EXERCISE DESCRIPTION:
Report back each line of the records that contains the string "label".

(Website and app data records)
>>

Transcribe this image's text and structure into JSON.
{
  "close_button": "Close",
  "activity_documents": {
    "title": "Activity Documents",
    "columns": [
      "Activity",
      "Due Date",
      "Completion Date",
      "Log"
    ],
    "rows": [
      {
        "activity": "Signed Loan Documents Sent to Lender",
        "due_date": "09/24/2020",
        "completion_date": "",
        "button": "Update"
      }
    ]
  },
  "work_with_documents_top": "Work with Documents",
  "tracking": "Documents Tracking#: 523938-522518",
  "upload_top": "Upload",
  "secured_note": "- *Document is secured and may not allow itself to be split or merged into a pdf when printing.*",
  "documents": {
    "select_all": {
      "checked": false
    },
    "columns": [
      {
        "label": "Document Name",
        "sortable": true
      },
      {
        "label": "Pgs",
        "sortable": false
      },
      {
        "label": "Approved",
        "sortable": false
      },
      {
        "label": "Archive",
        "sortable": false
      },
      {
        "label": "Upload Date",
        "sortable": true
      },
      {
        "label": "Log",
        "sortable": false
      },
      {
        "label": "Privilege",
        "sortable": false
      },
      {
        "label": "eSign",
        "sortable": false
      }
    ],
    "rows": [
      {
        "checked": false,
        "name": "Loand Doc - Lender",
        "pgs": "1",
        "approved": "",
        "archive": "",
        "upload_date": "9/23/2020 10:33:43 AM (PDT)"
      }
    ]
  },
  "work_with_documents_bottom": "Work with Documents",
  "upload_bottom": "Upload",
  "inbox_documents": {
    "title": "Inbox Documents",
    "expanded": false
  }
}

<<

REPLY:
        "label": "Document Name",
        "label": "Pgs",
        "label": "Approved",
        "label": "Archive",
        "label": "Upload Date",
        "label": "Log",
        "label": "Privilege",
        "label": "eSign",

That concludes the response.